→ **What this task involves**
If a picture appears in the records, skip it; copy everything else exactly.

- - - - - - -

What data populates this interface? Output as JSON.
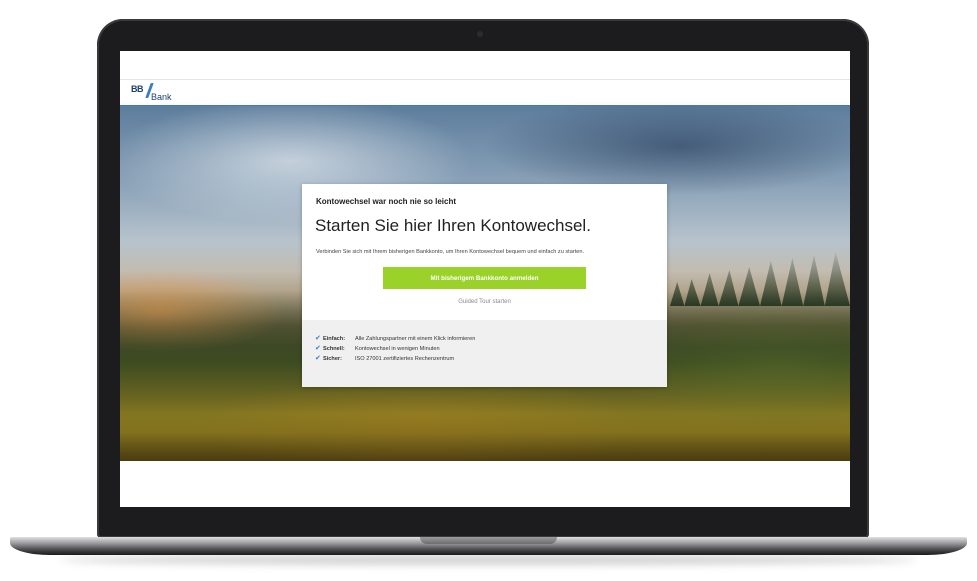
{
  "header": {
    "logo_bb": "BB",
    "logo_bank": "Bank"
  },
  "card": {
    "eyebrow": "Kontowechsel war noch nie so leicht",
    "title": "Starten Sie hier Ihren Kontowechsel.",
    "description": "Verbinden Sie sich mit Ihrem bisherigen Bankkonto, um Ihren Kontowechsel bequem und einfach zu starten.",
    "cta_label": "Mit bisherigem Bankkonto anmelden",
    "tour_link": "Guided Tour starten",
    "features": [
      {
        "label": "Einfach:",
        "text": "Alle Zahlungspartner mit einem Klick informieren"
      },
      {
        "label": "Schnell:",
        "text": "Kontowechsel in wenigen Minuten"
      },
      {
        "label": "Sicher:",
        "text": "ISO 27001 zertifiziertes Rechenzentrum"
      }
    ]
  },
  "icons": {
    "check": "check-icon",
    "logo_slash": "logo-slash-icon"
  },
  "colors": {
    "accent_green": "#9bd22a",
    "brand_blue": "#3a7dc4",
    "brand_navy": "#1f3e70"
  }
}
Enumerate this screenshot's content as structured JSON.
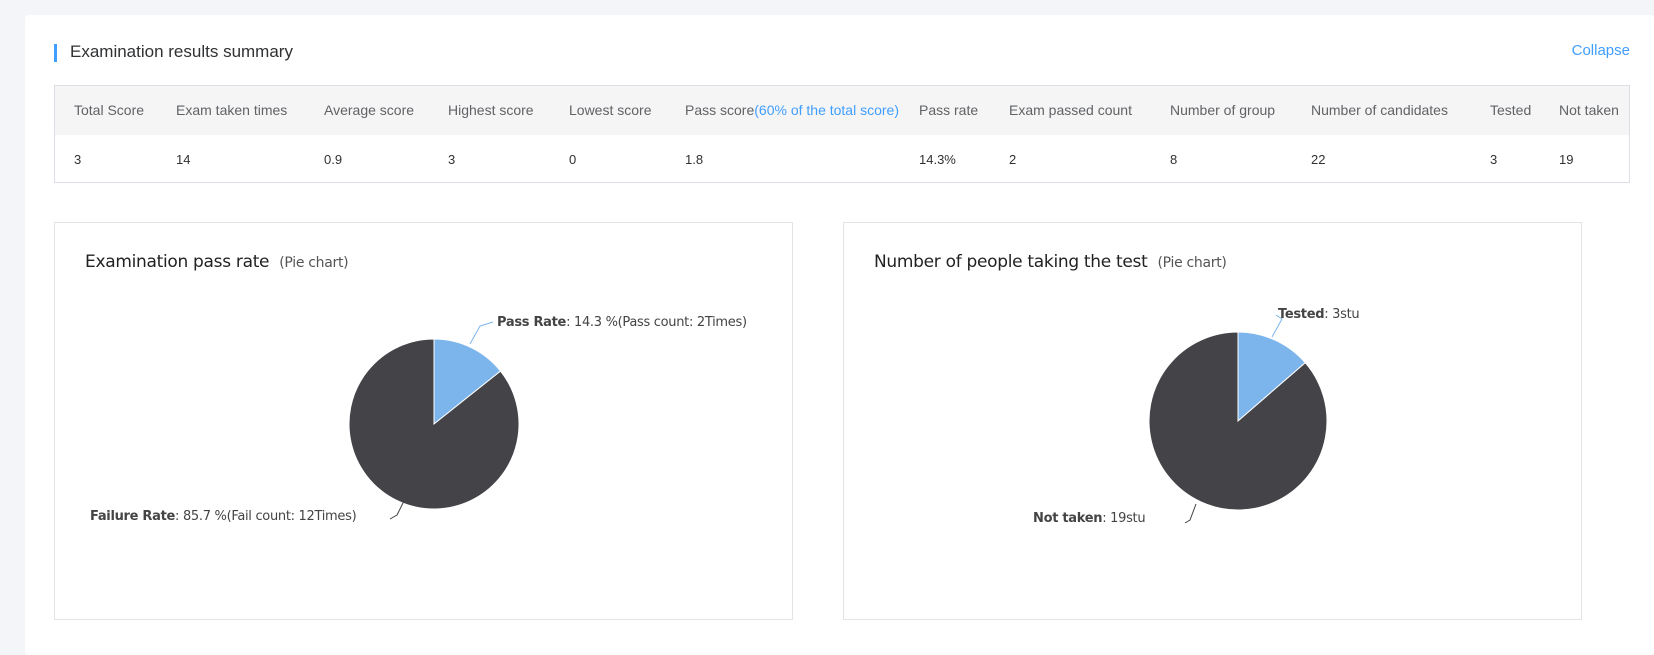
{
  "section": {
    "title": "Examination results summary",
    "collapse_label": "Collapse"
  },
  "table": {
    "headers": [
      "Total Score",
      "Exam taken times",
      "Average score",
      "Highest score",
      "Lowest score",
      "Pass score",
      "Pass rate",
      "Exam passed count",
      "Number of group",
      "Number of candidates",
      "Tested",
      "Not taken"
    ],
    "pass_score_note": "(60% of the total score)",
    "values": [
      "3",
      "14",
      "0.9",
      "3",
      "0",
      "1.8",
      "14.3%",
      "2",
      "8",
      "22",
      "3",
      "19"
    ]
  },
  "colors": {
    "accent": "#409eff",
    "slice_light": "#7cb5ec",
    "slice_dark": "#434348"
  },
  "chart_data": [
    {
      "type": "pie",
      "title": "Examination pass rate",
      "subtitle": "(Pie chart)",
      "slices": [
        {
          "name": "Pass Rate",
          "value": 14.3,
          "label_name": "Pass Rate",
          "label_text": ": 14.3 %(Pass count: 2Times)",
          "color": "#7cb5ec"
        },
        {
          "name": "Failure Rate",
          "value": 85.7,
          "label_name": "Failure Rate",
          "label_text": ": 85.7 %(Fail count: 12Times)",
          "color": "#434348"
        }
      ]
    },
    {
      "type": "pie",
      "title": "Number of people taking the test",
      "subtitle": "(Pie chart)",
      "slices": [
        {
          "name": "Tested",
          "value": 3,
          "label_name": "Tested",
          "label_text": ": 3stu",
          "color": "#7cb5ec"
        },
        {
          "name": "Not taken",
          "value": 19,
          "label_name": "Not taken",
          "label_text": ": 19stu",
          "color": "#434348"
        }
      ]
    }
  ]
}
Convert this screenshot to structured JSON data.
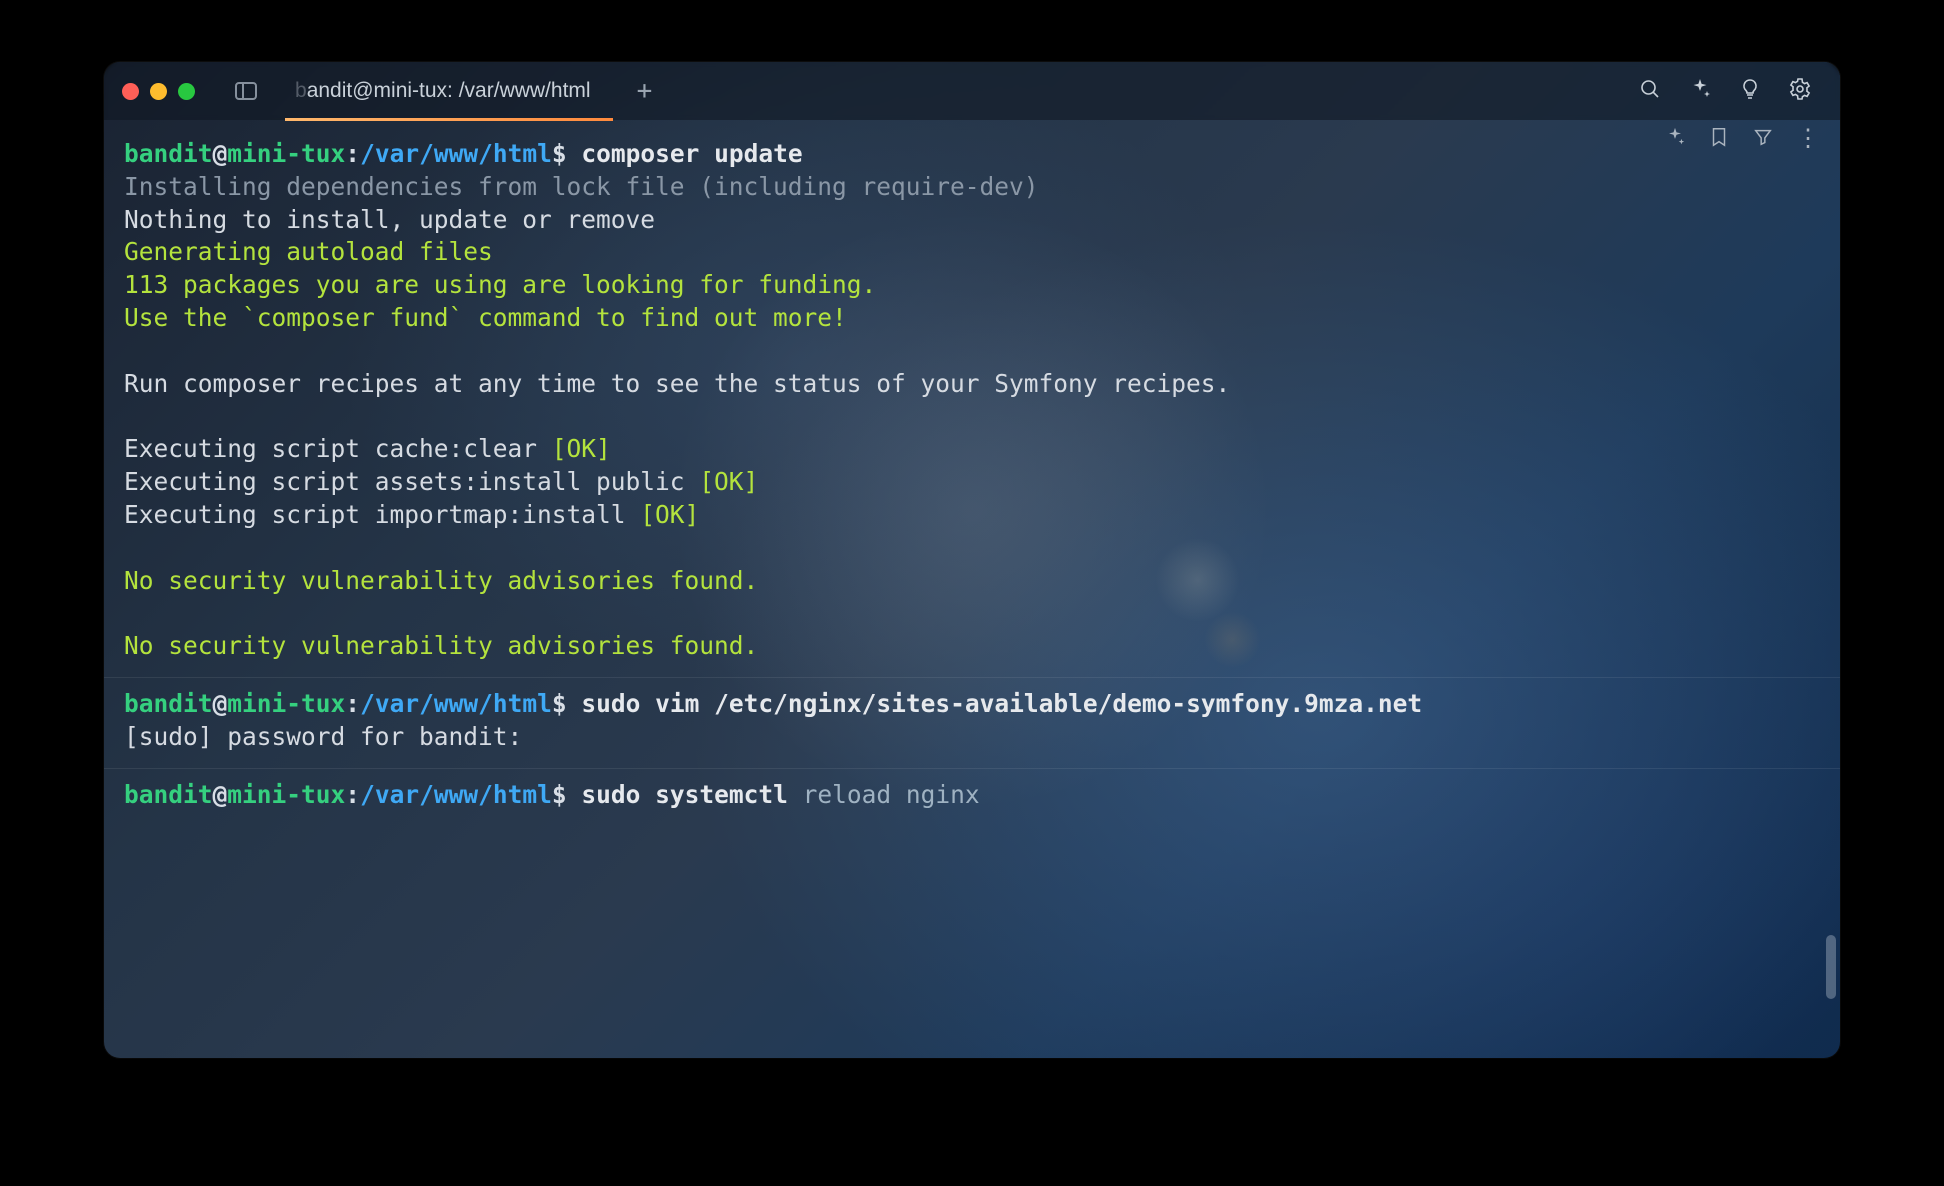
{
  "titlebar": {
    "tab_prefix_faded": "b",
    "tab_title": "andit@mini-tux: /var/www/html"
  },
  "prompt": {
    "user": "bandit",
    "host": "mini-tux",
    "path": "/var/www/html"
  },
  "blocks": [
    {
      "command": "composer update",
      "output": [
        {
          "cls": "out-dim",
          "text": "Installing dependencies from lock file (including require-dev)"
        },
        {
          "cls": "out-plain",
          "text": "Nothing to install, update or remove"
        },
        {
          "cls": "out-green",
          "text": "Generating autoload files"
        },
        {
          "cls": "out-green",
          "text": "113 packages you are using are looking for funding."
        },
        {
          "cls": "out-green",
          "text": "Use the `composer fund` command to find out more!"
        },
        {
          "cls": "",
          "text": ""
        },
        {
          "cls": "out-plain",
          "text": "Run composer recipes at any time to see the status of your Symfony recipes."
        },
        {
          "cls": "",
          "text": ""
        },
        {
          "text_pre": "Executing script cache:clear ",
          "ok": "[OK]"
        },
        {
          "text_pre": "Executing script assets:install public ",
          "ok": "[OK]"
        },
        {
          "text_pre": "Executing script importmap:install ",
          "ok": "[OK]"
        },
        {
          "cls": "",
          "text": ""
        },
        {
          "cls": "out-green",
          "text": "No security vulnerability advisories found."
        },
        {
          "cls": "",
          "text": ""
        },
        {
          "cls": "out-green",
          "text": "No security vulnerability advisories found."
        }
      ]
    },
    {
      "command_parts": {
        "sudo": "sudo",
        "cmd": "vim",
        "arg": "/etc/nginx/sites-available/demo-symfony.9mza.net"
      },
      "output": [
        {
          "cls": "out-plain",
          "text": "[sudo] password for bandit:"
        }
      ]
    },
    {
      "command_parts": {
        "sudo": "sudo",
        "cmd": "systemctl",
        "arg": "reload nginx"
      },
      "output": []
    }
  ]
}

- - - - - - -

→ **Result**
What data populates this interface? Output as JSON.
{
  "header": {
    "logo_bb": "BB",
    "logo_bank": "Bank"
  },
  "card": {
    "eyebrow": "Kontowechsel war noch nie so leicht",
    "title": "Starten Sie hier Ihren Kontowechsel.",
    "description": "Verbinden Sie sich mit Ihrem bisherigen Bankkonto, um Ihren Kontowechsel bequem und einfach zu starten.",
    "cta_label": "Mit bisherigem Bankkonto anmelden",
    "tour_link": "Guided Tour starten",
    "features": [
      {
        "label": "Einfach:",
        "text": "Alle Zahlungspartner mit einem Klick informieren"
      },
      {
        "label": "Schnell:",
        "text": "Kontowechsel in wenigen Minuten"
      },
      {
        "label": "Sicher:",
        "text": "ISO 27001 zertifiziertes Rechenzentrum"
      }
    ]
  },
  "icons": {
    "check": "check-icon",
    "logo_slash": "logo-slash-icon"
  },
  "colors": {
    "accent_green": "#9bd22a",
    "brand_blue": "#3a7dc4",
    "brand_navy": "#1f3e70"
  }
}
Enumerate this screenshot's content as structured JSON.
{
  "section": {
    "title": "Examination results summary",
    "collapse_label": "Collapse"
  },
  "table": {
    "headers": [
      "Total Score",
      "Exam taken times",
      "Average score",
      "Highest score",
      "Lowest score",
      "Pass score",
      "Pass rate",
      "Exam passed count",
      "Number of group",
      "Number of candidates",
      "Tested",
      "Not taken"
    ],
    "pass_score_note": "(60% of the total score)",
    "values": [
      "3",
      "14",
      "0.9",
      "3",
      "0",
      "1.8",
      "14.3%",
      "2",
      "8",
      "22",
      "3",
      "19"
    ]
  },
  "colors": {
    "accent": "#409eff",
    "slice_light": "#7cb5ec",
    "slice_dark": "#434348"
  },
  "chart_data": [
    {
      "type": "pie",
      "title": "Examination pass rate",
      "subtitle": "(Pie chart)",
      "slices": [
        {
          "name": "Pass Rate",
          "value": 14.3,
          "label_name": "Pass Rate",
          "label_text": ": 14.3 %(Pass count: 2Times)",
          "color": "#7cb5ec"
        },
        {
          "name": "Failure Rate",
          "value": 85.7,
          "label_name": "Failure Rate",
          "label_text": ": 85.7 %(Fail count: 12Times)",
          "color": "#434348"
        }
      ]
    },
    {
      "type": "pie",
      "title": "Number of people taking the test",
      "subtitle": "(Pie chart)",
      "slices": [
        {
          "name": "Tested",
          "value": 3,
          "label_name": "Tested",
          "label_text": ": 3stu",
          "color": "#7cb5ec"
        },
        {
          "name": "Not taken",
          "value": 19,
          "label_name": "Not taken",
          "label_text": ": 19stu",
          "color": "#434348"
        }
      ]
    }
  ]
}
Convert this screenshot to structured JSON data.
{
  "titlebar": {
    "tab_prefix_faded": "b",
    "tab_title": "andit@mini-tux: /var/www/html"
  },
  "prompt": {
    "user": "bandit",
    "host": "mini-tux",
    "path": "/var/www/html"
  },
  "blocks": [
    {
      "command": "composer update",
      "output": [
        {
          "cls": "out-dim",
          "text": "Installing dependencies from lock file (including require-dev)"
        },
        {
          "cls": "out-plain",
          "text": "Nothing to install, update or remove"
        },
        {
          "cls": "out-green",
          "text": "Generating autoload files"
        },
        {
          "cls": "out-green",
          "text": "113 packages you are using are looking for funding."
        },
        {
          "cls": "out-green",
          "text": "Use the `composer fund` command to find out more!"
        },
        {
          "cls": "",
          "text": ""
        },
        {
          "cls": "out-plain",
          "text": "Run composer recipes at any time to see the status of your Symfony recipes."
        },
        {
          "cls": "",
          "text": ""
        },
        {
          "text_pre": "Executing script cache:clear ",
          "ok": "[OK]"
        },
        {
          "text_pre": "Executing script assets:install public ",
          "ok": "[OK]"
        },
        {
          "text_pre": "Executing script importmap:install ",
          "ok": "[OK]"
        },
        {
          "cls": "",
          "text": ""
        },
        {
          "cls": "out-green",
          "text": "No security vulnerability advisories found."
        },
        {
          "cls": "",
          "text": ""
        },
        {
          "cls": "out-green",
          "text": "No security vulnerability advisories found."
        }
      ]
    },
    {
      "command_parts": {
        "sudo": "sudo",
        "cmd": "vim",
        "arg": "/etc/nginx/sites-available/demo-symfony.9mza.net"
      },
      "output": [
        {
          "cls": "out-plain",
          "text": "[sudo] password for bandit:"
        }
      ]
    },
    {
      "command_parts": {
        "sudo": "sudo",
        "cmd": "systemctl",
        "arg": "reload nginx"
      },
      "output": []
    }
  ]
}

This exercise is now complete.